Collection entries
--------

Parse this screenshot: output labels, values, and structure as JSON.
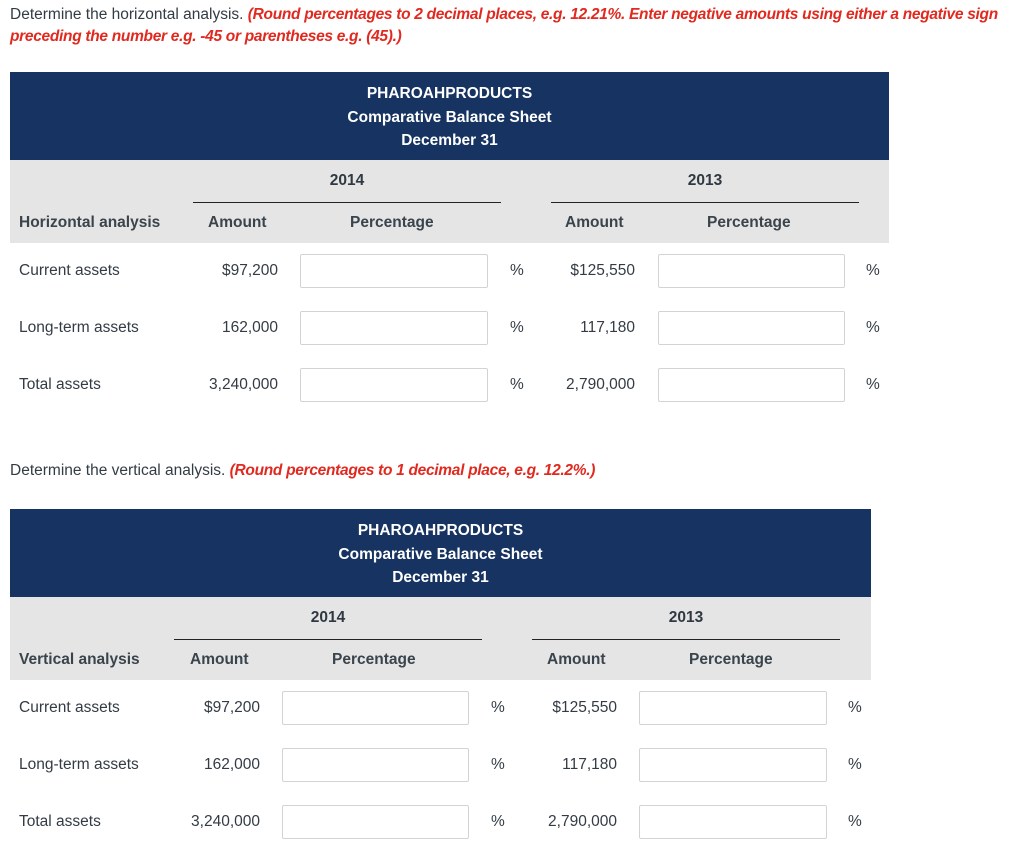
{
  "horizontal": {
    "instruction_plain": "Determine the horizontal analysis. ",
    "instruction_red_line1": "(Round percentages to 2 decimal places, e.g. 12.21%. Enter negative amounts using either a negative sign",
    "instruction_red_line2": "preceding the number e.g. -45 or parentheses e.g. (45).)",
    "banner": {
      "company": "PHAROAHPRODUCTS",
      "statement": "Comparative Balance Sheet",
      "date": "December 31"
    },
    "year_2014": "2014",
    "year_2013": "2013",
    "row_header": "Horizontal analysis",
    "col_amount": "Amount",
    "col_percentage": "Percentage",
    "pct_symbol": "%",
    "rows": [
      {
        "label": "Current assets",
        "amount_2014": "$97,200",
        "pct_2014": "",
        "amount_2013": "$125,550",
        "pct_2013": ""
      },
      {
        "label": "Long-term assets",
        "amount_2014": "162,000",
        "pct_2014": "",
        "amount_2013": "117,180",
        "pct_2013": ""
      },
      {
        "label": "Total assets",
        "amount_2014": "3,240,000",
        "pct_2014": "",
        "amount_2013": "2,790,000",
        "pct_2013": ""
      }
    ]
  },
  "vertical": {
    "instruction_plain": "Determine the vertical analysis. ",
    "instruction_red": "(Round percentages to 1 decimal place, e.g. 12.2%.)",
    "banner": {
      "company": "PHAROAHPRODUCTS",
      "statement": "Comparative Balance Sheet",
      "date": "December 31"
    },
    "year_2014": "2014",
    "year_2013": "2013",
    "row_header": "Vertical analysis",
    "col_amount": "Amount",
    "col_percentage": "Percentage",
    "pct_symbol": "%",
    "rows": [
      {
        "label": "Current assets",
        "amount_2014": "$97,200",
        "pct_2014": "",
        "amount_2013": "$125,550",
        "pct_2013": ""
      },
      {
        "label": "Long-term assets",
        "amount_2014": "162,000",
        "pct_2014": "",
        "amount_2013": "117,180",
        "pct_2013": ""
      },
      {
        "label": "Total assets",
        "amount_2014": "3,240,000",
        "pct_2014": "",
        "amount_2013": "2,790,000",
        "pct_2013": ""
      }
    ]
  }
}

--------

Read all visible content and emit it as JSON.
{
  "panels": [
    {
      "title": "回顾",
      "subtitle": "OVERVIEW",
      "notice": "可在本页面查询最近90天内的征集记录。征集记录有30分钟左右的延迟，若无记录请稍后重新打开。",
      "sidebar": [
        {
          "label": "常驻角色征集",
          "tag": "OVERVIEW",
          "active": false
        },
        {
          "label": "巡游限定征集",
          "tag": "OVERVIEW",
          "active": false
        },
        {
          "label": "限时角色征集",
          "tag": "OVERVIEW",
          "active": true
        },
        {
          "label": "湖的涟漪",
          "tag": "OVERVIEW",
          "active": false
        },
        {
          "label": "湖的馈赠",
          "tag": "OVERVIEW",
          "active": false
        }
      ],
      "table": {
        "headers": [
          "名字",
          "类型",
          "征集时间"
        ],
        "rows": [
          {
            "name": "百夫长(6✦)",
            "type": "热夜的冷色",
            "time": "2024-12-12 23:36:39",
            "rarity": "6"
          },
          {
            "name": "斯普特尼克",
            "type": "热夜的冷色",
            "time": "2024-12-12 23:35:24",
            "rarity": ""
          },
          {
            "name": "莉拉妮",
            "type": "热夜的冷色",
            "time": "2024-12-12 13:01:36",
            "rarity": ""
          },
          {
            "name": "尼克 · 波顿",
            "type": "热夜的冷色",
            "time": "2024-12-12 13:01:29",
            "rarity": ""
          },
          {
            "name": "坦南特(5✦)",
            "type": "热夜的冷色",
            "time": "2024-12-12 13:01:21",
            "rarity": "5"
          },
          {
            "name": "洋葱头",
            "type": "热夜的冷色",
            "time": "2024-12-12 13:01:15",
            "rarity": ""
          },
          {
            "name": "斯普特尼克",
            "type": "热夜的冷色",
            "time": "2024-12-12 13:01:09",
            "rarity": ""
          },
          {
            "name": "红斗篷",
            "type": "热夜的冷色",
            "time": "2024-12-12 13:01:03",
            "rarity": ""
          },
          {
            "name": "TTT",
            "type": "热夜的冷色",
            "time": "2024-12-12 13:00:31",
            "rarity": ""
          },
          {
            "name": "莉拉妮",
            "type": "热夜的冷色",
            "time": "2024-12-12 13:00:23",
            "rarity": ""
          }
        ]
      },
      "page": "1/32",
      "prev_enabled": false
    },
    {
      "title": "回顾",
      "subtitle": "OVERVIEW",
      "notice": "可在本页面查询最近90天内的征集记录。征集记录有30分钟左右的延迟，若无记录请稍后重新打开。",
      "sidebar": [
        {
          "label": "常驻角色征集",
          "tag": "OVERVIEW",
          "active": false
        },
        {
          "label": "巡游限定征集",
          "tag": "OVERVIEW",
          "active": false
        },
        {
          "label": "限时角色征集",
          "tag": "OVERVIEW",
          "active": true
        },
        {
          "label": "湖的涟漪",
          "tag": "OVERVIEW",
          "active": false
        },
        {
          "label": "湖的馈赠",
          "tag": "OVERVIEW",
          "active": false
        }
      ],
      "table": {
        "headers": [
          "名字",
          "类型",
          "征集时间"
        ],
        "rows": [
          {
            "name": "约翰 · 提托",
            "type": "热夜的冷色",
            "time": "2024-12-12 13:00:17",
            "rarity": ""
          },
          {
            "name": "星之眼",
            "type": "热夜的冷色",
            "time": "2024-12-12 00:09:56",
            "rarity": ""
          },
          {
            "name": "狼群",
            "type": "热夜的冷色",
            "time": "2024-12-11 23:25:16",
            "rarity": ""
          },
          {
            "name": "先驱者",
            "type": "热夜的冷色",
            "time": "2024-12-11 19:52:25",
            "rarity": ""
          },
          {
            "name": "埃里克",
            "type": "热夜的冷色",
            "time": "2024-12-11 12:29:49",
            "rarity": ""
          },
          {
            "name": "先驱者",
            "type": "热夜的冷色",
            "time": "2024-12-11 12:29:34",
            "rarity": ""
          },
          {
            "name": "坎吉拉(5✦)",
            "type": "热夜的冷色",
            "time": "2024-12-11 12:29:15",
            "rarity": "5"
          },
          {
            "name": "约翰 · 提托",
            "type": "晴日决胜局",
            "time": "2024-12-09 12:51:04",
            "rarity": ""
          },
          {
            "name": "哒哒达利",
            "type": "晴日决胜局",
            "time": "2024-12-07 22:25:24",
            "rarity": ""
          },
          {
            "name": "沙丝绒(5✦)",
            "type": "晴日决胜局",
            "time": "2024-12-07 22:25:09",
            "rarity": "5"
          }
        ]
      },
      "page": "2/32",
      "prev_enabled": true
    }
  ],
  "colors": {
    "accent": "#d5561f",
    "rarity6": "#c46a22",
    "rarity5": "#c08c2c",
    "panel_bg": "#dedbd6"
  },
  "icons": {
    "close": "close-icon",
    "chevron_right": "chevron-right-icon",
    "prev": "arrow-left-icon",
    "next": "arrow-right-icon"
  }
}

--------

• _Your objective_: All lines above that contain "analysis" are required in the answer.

• _Response_:
    "instruction_plain": "Determine the horizontal analysis. ",
    "row_header": "Horizontal analysis",
    "instruction_plain": "Determine the vertical analysis. ",
    "row_header": "Vertical analysis",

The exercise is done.